  1. 1.
    Wilson, T., Wiebe, J., Hoffmann, P.: Recognizing Contextual Polarity in Phrase-Level Sentiment Analysis. In: Proceedings of the Conference on Human Language Technology and Empirical Methods in Natural Language Processing, pp. 347–354 (2005)Google Scholar
  2. 2.
    Esuli, A., Sebastiani, F.: Sentiwordnet: A publicly available lexical resource for opinion mining. In: Proceedings of the Fifth Conference on Language Resources and Evaluation, pp. 417–422 (2006)Google Scholar
  3. 3.
    Clematide, S., Klenner, M.: Evaluation and extension of a polarity lexicon for German. In: Proceedings of the First Workshop on Computational Approaches to Subjectivity and Sentiment Analysis, pp. 7–13 (2010)Google Scholar
  4. 4.
    Baroni, M., Bernardini, S., Ferraresi, A., Zanchetta, E.: The WaCky Wide Web: A collection of very large linguistically processed Web-crawled corpora. Language Resources and Evaluation, 209–226 (2009)Google Scholar
  5. 5.
    Wiebe, J., Wilson, T., Cardie, C.: Annotating expressions of opinions and emotions in language. Language Resources and Evaluation 39(2), 165–210 (2005)CrossRefGoogle Scholar
  6. 6.
    Sennrich, R., Schneider, G., Volk, M., Warin, M.: A new hybrid dependency parser for German. In: Proceedings of the German Society for Computational Linguistics and Language Technology, pp. 115–124 (2009)Google Scholar
  7. 7.
    Hatzivassiloglou, V., McKeown, K.R.: Predicting the semantic orientation of adjectives. In: Proceedings of the Eighth Conference on European Chapter of the Association for Computational Linguistics, pp. 174–181 (1997)Google Scholar
  8. 8.
    Riloff, E., Wiebe, J., Wilson, T.: Learning subjective nouns using extraction pattern bootstrapping. In: Proceedings of the Seventh Conference on Natural Language Learning at HLT-NAACL 2003, vol. (4), pp. 25–32 (2003)Google Scholar
  9. 9.
    Chesley, P., Vincent, B., Xu, L., Srihari, R.K.: Using Verbs and Adjectives to Automatically Classify Blog Sentiment. Training 580(263), 233 (2006)Google Scholar
  10. 10.
    Neviarouskaya, A., Prendinger, H., Ishizuka, M.: Semantically distinct verb classes involved in sentiment analysis. In: Proceedings of the International Conference on Applied Computing, pp. 27–34 (2009)Google Scholar

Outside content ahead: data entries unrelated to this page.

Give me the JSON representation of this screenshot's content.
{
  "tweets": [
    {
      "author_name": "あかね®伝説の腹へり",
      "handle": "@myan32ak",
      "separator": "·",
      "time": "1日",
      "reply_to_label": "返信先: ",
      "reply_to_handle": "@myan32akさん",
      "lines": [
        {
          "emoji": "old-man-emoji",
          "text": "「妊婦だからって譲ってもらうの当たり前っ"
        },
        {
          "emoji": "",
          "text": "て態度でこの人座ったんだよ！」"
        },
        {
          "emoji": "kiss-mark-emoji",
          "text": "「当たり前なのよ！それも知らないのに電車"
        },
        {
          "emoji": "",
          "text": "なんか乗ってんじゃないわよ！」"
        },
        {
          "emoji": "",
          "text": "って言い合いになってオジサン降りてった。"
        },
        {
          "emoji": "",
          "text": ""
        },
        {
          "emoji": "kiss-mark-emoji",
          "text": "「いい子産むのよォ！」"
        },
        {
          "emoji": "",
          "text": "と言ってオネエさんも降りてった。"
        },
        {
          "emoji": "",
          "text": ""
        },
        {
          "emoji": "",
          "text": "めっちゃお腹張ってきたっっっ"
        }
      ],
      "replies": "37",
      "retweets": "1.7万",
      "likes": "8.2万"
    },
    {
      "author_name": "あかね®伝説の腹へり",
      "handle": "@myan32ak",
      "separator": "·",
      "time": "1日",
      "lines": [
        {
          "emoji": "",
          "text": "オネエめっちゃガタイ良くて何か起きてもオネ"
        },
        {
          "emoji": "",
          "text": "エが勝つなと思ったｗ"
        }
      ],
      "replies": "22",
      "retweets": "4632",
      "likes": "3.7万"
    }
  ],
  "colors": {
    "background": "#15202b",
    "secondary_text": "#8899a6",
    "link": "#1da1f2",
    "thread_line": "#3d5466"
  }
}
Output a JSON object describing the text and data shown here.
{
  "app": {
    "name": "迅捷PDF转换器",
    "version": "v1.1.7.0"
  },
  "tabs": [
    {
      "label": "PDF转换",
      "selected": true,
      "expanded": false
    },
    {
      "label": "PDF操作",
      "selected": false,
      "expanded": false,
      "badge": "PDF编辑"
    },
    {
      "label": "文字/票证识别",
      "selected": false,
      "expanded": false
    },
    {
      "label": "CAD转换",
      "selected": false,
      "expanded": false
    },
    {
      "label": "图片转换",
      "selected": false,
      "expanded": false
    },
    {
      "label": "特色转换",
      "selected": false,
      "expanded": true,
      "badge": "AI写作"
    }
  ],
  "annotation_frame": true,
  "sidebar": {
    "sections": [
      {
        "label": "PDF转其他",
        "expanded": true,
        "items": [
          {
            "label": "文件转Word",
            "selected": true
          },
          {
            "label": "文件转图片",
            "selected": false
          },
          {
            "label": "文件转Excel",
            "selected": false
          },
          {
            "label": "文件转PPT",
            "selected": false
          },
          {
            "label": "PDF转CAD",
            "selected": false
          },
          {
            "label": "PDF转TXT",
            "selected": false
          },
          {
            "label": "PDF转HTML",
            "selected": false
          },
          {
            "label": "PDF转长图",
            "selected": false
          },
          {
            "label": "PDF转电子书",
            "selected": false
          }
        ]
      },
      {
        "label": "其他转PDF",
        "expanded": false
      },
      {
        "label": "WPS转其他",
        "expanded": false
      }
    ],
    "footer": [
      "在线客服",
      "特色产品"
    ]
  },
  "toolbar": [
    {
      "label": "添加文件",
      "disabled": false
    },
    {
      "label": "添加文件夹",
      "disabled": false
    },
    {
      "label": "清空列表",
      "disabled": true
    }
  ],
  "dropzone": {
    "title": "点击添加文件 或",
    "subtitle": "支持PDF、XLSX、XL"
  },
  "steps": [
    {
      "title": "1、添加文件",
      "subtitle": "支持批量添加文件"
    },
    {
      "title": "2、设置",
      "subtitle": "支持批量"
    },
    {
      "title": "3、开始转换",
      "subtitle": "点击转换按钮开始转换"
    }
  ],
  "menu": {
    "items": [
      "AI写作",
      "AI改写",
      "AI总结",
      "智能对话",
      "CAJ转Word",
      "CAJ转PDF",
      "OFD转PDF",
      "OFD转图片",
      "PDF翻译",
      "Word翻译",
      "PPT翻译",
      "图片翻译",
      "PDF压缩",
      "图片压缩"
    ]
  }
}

Copyright information

© Springer-Verlag Berlin Heidelberg 2012

Authors and Affiliations

  • Manfred Klenner
    • 1
  • Stefanos Petrakis
    • 1
  1. 1.Institute for Computational LinguisticsUniversity of ZurichSwitzerland

Personalised recommendations